[[ TASK INPUTS open ]]

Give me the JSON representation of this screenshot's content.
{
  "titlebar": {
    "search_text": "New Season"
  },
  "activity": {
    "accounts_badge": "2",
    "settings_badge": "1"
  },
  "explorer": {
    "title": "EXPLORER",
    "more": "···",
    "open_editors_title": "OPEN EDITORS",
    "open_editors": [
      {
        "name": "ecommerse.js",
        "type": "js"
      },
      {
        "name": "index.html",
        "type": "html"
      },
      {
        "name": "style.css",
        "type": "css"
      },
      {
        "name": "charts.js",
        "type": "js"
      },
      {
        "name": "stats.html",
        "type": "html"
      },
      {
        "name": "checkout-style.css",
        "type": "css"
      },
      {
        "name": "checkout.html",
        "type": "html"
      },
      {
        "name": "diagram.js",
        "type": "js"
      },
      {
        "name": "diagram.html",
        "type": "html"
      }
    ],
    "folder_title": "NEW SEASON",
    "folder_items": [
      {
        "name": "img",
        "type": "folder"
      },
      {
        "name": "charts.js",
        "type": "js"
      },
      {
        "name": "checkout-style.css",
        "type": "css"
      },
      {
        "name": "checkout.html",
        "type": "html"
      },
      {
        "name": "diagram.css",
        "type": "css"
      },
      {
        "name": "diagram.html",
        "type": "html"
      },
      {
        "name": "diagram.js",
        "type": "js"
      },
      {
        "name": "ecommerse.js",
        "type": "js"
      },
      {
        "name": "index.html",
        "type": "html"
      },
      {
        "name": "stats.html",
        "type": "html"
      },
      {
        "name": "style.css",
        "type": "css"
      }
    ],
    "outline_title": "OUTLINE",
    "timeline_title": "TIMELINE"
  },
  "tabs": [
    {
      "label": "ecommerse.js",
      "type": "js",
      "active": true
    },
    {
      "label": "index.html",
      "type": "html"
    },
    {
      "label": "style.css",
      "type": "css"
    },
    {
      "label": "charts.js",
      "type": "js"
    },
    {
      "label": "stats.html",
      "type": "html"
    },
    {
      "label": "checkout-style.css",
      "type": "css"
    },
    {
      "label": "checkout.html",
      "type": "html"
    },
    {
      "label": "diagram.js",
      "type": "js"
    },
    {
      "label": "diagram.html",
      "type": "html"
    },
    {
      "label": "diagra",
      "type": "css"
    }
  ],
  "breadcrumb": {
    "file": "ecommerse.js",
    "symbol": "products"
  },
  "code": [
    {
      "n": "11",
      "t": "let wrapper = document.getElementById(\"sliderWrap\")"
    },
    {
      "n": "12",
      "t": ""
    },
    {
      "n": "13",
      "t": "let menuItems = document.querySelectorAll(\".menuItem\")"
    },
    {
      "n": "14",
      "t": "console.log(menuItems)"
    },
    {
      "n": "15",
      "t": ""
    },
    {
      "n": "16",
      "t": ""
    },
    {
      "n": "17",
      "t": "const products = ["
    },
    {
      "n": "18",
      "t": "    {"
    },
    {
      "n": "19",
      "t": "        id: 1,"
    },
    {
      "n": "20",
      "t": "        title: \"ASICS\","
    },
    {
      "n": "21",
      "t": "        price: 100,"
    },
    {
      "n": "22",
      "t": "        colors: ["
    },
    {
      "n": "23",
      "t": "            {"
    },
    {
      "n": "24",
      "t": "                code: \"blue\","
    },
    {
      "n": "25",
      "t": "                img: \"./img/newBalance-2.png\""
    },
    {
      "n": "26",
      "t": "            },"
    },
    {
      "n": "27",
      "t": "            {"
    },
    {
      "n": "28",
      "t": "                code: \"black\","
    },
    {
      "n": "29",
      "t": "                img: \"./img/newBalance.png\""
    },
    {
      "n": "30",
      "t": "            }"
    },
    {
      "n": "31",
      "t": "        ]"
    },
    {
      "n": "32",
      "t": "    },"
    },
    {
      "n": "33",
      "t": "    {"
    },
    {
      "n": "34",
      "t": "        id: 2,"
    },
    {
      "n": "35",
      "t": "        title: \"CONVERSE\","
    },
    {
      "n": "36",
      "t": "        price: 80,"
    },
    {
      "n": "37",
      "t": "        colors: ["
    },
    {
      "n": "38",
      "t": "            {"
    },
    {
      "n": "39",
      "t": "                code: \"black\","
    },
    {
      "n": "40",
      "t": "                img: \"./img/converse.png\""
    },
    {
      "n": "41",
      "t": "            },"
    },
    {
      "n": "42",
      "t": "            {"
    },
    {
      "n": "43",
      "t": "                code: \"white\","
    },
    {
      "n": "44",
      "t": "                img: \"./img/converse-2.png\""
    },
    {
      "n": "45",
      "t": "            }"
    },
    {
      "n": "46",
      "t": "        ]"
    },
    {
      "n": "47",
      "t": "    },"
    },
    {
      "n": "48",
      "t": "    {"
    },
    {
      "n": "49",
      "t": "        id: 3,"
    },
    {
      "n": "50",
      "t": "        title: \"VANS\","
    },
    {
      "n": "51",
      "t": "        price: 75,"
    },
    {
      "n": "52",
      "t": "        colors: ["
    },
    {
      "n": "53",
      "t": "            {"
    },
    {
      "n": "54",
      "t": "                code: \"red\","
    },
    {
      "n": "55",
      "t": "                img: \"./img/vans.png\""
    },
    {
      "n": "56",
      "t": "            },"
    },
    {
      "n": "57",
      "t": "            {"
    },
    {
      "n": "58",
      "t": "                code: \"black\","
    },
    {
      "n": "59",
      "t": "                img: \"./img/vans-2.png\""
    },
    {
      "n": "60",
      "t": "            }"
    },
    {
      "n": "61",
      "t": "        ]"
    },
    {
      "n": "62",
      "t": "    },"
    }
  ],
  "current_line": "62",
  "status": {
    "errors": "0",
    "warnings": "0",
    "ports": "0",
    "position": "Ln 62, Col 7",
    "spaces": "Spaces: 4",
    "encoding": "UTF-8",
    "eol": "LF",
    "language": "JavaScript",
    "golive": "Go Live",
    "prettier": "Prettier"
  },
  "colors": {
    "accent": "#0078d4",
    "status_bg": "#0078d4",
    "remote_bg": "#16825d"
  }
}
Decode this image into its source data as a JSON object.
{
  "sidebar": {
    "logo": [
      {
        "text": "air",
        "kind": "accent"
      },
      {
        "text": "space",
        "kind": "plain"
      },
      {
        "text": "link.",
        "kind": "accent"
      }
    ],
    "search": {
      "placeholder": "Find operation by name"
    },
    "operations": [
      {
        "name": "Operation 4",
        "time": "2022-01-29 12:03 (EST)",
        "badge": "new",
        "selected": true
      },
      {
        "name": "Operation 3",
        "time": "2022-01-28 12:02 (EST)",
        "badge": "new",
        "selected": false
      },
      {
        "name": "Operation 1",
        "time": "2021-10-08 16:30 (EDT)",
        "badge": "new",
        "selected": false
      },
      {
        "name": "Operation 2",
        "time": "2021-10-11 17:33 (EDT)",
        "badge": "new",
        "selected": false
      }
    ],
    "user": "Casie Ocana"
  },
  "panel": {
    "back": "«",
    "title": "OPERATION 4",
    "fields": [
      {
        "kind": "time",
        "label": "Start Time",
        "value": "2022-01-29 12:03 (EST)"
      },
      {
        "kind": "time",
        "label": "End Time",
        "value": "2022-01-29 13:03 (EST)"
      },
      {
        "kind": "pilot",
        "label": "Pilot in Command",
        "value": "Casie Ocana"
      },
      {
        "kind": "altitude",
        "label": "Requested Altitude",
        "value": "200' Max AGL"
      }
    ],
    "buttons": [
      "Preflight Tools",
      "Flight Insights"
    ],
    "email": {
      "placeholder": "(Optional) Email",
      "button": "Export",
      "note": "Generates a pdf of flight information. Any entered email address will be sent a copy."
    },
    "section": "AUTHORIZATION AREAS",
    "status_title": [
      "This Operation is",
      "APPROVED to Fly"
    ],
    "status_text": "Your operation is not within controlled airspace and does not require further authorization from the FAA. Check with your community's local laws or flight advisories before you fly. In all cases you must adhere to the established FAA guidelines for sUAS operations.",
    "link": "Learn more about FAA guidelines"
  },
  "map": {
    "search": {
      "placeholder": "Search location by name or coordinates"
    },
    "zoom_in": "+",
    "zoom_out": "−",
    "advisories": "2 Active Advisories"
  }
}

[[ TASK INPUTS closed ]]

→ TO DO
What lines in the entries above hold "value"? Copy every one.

→ SOLUTION FOR THIS EXERCISE
        "value": "2022-01-29 12:03 (EST)"
        "value": "2022-01-29 13:03 (EST)"
        "value": "Casie Ocana"
        "value": "200' Max AGL"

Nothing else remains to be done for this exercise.